-- Data listing follows --

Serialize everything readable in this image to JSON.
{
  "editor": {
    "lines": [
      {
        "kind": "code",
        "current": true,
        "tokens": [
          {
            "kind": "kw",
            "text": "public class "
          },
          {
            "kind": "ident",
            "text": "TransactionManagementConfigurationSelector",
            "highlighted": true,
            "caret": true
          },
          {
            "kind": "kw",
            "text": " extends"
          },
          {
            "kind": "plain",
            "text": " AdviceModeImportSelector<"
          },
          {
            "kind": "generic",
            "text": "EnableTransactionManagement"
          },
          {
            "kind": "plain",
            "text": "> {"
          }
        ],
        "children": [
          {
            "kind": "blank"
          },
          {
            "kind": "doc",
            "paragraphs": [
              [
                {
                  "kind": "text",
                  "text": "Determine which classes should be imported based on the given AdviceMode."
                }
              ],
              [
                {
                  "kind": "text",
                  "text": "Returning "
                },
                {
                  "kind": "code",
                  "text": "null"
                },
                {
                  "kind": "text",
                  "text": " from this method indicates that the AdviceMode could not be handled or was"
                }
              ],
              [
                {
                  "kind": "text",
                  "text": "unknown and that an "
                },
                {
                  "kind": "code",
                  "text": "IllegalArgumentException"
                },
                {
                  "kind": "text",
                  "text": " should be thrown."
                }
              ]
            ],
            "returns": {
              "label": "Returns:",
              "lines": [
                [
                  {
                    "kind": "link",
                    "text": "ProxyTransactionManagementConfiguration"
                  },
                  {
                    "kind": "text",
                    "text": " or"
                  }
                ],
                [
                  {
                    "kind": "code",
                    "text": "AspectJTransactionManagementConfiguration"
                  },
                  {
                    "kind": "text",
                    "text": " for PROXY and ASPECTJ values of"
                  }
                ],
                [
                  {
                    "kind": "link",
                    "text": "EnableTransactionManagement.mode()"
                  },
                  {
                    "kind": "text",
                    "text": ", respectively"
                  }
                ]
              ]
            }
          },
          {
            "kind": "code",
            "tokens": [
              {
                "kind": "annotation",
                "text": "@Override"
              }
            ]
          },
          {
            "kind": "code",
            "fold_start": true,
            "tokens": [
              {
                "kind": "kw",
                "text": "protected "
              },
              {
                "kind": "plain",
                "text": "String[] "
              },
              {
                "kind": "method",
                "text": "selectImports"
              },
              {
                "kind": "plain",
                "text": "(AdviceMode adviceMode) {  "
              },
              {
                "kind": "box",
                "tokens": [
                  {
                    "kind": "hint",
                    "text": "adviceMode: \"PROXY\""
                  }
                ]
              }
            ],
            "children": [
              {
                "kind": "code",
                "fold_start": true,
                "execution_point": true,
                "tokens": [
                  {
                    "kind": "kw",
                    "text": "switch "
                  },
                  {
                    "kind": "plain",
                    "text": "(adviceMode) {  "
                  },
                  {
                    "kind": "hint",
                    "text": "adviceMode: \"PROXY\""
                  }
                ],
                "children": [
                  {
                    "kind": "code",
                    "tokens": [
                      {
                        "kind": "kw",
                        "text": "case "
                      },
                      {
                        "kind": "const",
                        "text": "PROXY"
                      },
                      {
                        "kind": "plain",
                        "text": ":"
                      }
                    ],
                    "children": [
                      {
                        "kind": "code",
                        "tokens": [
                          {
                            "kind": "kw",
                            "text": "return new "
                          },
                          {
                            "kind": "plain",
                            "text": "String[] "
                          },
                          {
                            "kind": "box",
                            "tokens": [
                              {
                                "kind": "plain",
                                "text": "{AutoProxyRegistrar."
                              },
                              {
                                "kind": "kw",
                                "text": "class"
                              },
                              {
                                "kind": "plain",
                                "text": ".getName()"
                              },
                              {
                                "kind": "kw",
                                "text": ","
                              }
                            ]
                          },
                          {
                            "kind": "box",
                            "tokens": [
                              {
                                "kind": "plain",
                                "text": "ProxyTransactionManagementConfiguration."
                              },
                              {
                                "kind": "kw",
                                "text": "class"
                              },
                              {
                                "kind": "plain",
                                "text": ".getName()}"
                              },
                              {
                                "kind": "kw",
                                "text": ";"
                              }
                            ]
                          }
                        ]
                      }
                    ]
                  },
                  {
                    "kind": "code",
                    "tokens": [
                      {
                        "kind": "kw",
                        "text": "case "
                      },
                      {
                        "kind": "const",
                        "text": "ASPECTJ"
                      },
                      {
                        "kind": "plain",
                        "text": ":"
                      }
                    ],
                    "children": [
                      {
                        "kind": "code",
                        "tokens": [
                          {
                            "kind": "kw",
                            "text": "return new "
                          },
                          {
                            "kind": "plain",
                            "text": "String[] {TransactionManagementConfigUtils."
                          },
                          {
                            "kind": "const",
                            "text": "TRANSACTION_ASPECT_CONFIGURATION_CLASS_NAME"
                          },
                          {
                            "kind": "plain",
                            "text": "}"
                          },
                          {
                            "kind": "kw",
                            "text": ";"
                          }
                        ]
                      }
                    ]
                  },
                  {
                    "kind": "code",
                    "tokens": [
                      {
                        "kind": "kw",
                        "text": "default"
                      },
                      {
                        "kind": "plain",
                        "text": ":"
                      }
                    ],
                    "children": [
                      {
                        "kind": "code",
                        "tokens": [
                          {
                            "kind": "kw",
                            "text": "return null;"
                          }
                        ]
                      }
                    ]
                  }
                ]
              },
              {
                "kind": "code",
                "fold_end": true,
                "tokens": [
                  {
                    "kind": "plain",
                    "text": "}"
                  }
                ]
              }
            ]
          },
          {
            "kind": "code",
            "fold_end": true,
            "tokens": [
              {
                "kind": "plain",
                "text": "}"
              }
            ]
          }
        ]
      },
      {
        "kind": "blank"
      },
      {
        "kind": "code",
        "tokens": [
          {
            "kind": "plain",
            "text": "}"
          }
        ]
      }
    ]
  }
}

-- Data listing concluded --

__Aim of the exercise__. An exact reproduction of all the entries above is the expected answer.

__Response__.
Serialize everything readable in this image to JSON.
{
  "editor": {
    "lines": [
      {
        "kind": "code",
        "current": true,
        "tokens": [
          {
            "kind": "kw",
            "text": "public class "
          },
          {
            "kind": "ident",
            "text": "TransactionManagementConfigurationSelector",
            "highlighted": true,
            "caret": true
          },
          {
            "kind": "kw",
            "text": " extends"
          },
          {
            "kind": "plain",
            "text": " AdviceModeImportSelector<"
          },
          {
            "kind": "generic",
            "text": "EnableTransactionManagement"
          },
          {
            "kind": "plain",
            "text": "> {"
          }
        ],
        "children": [
          {
            "kind": "blank"
          },
          {
            "kind": "doc",
            "paragraphs": [
              [
                {
                  "kind": "text",
                  "text": "Determine which classes should be imported based on the given AdviceMode."
                }
              ],
              [
                {
                  "kind": "text",
                  "text": "Returning "
                },
                {
                  "kind": "code",
                  "text": "null"
                },
                {
                  "kind": "text",
                  "text": " from this method indicates that the AdviceMode could not be handled or was"
                }
              ],
              [
                {
                  "kind": "text",
                  "text": "unknown and that an "
                },
                {
                  "kind": "code",
                  "text": "IllegalArgumentException"
                },
                {
                  "kind": "text",
                  "text": " should be thrown."
                }
              ]
            ],
            "returns": {
              "label": "Returns:",
              "lines": [
                [
                  {
                    "kind": "link",
                    "text": "ProxyTransactionManagementConfiguration"
                  },
                  {
                    "kind": "text",
                    "text": " or"
                  }
                ],
                [
                  {
                    "kind": "code",
                    "text": "AspectJTransactionManagementConfiguration"
                  },
                  {
                    "kind": "text",
                    "text": " for PROXY and ASPECTJ values of"
                  }
                ],
                [
                  {
                    "kind": "link",
                    "text": "EnableTransactionManagement.mode()"
                  },
                  {
                    "kind": "text",
                    "text": ", respectively"
                  }
                ]
              ]
            }
          },
          {
            "kind": "code",
            "tokens": [
              {
                "kind": "annotation",
                "text": "@Override"
              }
            ]
          },
          {
            "kind": "code",
            "fold_start": true,
            "tokens": [
              {
                "kind": "kw",
                "text": "protected "
              },
              {
                "kind": "plain",
                "text": "String[] "
              },
              {
                "kind": "method",
                "text": "selectImports"
              },
              {
                "kind": "plain",
                "text": "(AdviceMode adviceMode) {  "
              },
              {
                "kind": "box",
                "tokens": [
                  {
                    "kind": "hint",
                    "text": "adviceMode: \"PROXY\""
                  }
                ]
              }
            ],
            "children": [
              {
                "kind": "code",
                "fold_start": true,
                "execution_point": true,
                "tokens": [
                  {
                    "kind": "kw",
                    "text": "switch "
                  },
                  {
                    "kind": "plain",
                    "text": "(adviceMode) {  "
                  },
                  {
                    "kind": "hint",
                    "text": "adviceMode: \"PROXY\""
                  }
                ],
                "children": [
                  {
                    "kind": "code",
                    "tokens": [
                      {
                        "kind": "kw",
                        "text": "case "
                      },
                      {
                        "kind": "const",
                        "text": "PROXY"
                      },
                      {
                        "kind": "plain",
                        "text": ":"
                      }
                    ],
                    "children": [
                      {
                        "kind": "code",
                        "tokens": [
                          {
                            "kind": "kw",
                            "text": "return new "
                          },
                          {
                            "kind": "plain",
                            "text": "String[] "
                          },
                          {
                            "kind": "box",
                            "tokens": [
                              {
                                "kind": "plain",
                                "text": "{AutoProxyRegistrar."
                              },
                              {
                                "kind": "kw",
                                "text": "class"
                              },
                              {
                                "kind": "plain",
                                "text": ".getName()"
                              },
                              {
                                "kind": "kw",
                                "text": ","
                              }
                            ]
                          },
                          {
                            "kind": "box",
                            "tokens": [
                              {
                                "kind": "plain",
                                "text": "ProxyTransactionManagementConfiguration."
                              },
                              {
                                "kind": "kw",
                                "text": "class"
                              },
                              {
                                "kind": "plain",
                                "text": ".getName()}"
                              },
                              {
                                "kind": "kw",
                                "text": ";"
                              }
                            ]
                          }
                        ]
                      }
                    ]
                  },
                  {
                    "kind": "code",
                    "tokens": [
                      {
                        "kind": "kw",
                        "text": "case "
                      },
                      {
                        "kind": "const",
                        "text": "ASPECTJ"
                      },
                      {
                        "kind": "plain",
                        "text": ":"
                      }
                    ],
                    "children": [
                      {
                        "kind": "code",
                        "tokens": [
                          {
                            "kind": "kw",
                            "text": "return new "
                          },
                          {
                            "kind": "plain",
                            "text": "String[] {TransactionManagementConfigUtils."
                          },
                          {
                            "kind": "const",
                            "text": "TRANSACTION_ASPECT_CONFIGURATION_CLASS_NAME"
                          },
                          {
                            "kind": "plain",
                            "text": "}"
                          },
                          {
                            "kind": "kw",
                            "text": ";"
                          }
                        ]
                      }
                    ]
                  },
                  {
                    "kind": "code",
                    "tokens": [
                      {
                        "kind": "kw",
                        "text": "default"
                      },
                      {
                        "kind": "plain",
                        "text": ":"
                      }
                    ],
                    "children": [
                      {
                        "kind": "code",
                        "tokens": [
                          {
                            "kind": "kw",
                            "text": "return null;"
                          }
                        ]
                      }
                    ]
                  }
                ]
              },
              {
                "kind": "code",
                "fold_end": true,
                "tokens": [
                  {
                    "kind": "plain",
                    "text": "}"
                  }
                ]
              }
            ]
          },
          {
            "kind": "code",
            "fold_end": true,
            "tokens": [
              {
                "kind": "plain",
                "text": "}"
              }
            ]
          }
        ]
      },
      {
        "kind": "blank"
      },
      {
        "kind": "code",
        "tokens": [
          {
            "kind": "plain",
            "text": "}"
          }
        ]
      }
    ]
  }
}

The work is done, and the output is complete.